Majoring in biology gives you an advantage when applying to medical or veterinary school. The biological science curriculum includes all the classes you’ll need to impress admission committees. As a student in the pre-med track, you’ll work closely with advisers to be sure your courses and grades are dialed in before applying. (You’re joining an elite group of students: In 2020, med schools accepted 85% of TU students who applied.) 

What career paths does a biological science degree lead to?  

  • Animal behavior. As an animal behaviorist, you’ll study the relationship of animals to their environment and other animals. Most animal behaviorists work in academia, but you might also work in a zoo to improve the health of the animals there. Some are employed by drug companies to study the effects of certain pharmaceuticals on behavior. Or you may work with pet owners to understand why their pets are acting a certain way. 
  • Development and evolution. How did life originate on Earth? What factors influenced it? By understanding how organisms and microorganisms developed, you’ll gain deeper insight into biology itself — and put those lessons to work as we study disease, protect species against climate change and more. 
  • Ecology. Ecologists study the complex relationships between organisms and their environment. Some ecologists work in universities, but others address environmental problems such as pollution and climate change while employed by state or federal agencies. If you want to become a conservationist to help protect habitats and biodiversity, ecology is a career you’ll want to consider. 
  • Population and reproductive genetics. As a geneticist, you may try to identify why certain populations are more or less susceptible to particular diseases. Or you may work with parents-to-be to help them understand hereditary risks their children may face. 
  • Microbiology. Bacteria, viruses, fungi, algae — these microorganisms are literally everywhere. Even though they can’t be seen by the naked eye, they influence the food we eat, our health and the environment. 
  • Virology. In the age of COVID-19, the importance of studying viruses is obvious. Viruses pose countless other threats to animals and plants alike, however, as HIV, Ebola, influenza and even the common cold are infectious pathogens that cause human suffering and death. 
  • Plant biology. To say “plant scientists study plants” doesn’t do justice to the far-reaching influence of their work. Some plant scientists study how plants can be used as medicine. Others study how climate change affects plant life. In agriculture, plant scientists identify crops that resist the effects of drought, disease and pests.  
  • Sensory biology/sensory ecology. Organisms rely on a mind-bending amount of information to respond to the world around them. Sharks, for example, can sense fluctuations in electrical fields. Other creatures can detect pain. By understanding these inputs, scientists can get deeper insight into animal behavior. And they can also develop conservation strategies that reduce the impact of certain human behavior may inadvertently cause. 

Study biological science at The University of Tulsa 

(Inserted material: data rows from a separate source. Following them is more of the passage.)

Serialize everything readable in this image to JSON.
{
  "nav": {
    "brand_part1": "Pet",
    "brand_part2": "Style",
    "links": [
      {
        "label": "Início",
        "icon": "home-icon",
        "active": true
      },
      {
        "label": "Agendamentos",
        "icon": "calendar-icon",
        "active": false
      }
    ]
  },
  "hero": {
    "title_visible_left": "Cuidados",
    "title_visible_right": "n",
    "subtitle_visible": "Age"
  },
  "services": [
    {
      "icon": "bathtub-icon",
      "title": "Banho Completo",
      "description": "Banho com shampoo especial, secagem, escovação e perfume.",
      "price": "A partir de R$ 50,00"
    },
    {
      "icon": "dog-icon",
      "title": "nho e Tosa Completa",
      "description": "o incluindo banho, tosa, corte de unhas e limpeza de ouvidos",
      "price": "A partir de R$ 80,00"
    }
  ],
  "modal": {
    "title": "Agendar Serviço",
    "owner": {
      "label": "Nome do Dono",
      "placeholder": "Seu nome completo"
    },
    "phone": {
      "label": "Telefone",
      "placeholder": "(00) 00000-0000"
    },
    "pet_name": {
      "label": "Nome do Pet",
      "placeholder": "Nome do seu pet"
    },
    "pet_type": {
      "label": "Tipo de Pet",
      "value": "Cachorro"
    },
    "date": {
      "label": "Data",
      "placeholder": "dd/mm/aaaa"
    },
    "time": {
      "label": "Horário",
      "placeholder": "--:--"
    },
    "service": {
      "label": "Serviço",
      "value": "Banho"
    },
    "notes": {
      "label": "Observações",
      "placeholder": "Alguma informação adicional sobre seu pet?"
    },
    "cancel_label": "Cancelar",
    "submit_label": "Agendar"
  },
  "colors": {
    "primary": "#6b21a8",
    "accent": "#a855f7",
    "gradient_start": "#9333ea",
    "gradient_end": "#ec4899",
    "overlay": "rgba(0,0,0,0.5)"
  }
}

At The University of Tulsa, biological science courses will introduce you to a lot of these topics. And extensive research opportunities in field sites such as the Tall Grass Prairie Preserve, the Oklahoma Cross Timbers, the Ozark Mountains and La Selva Biological Station in Costa Rica will give you experience to build on.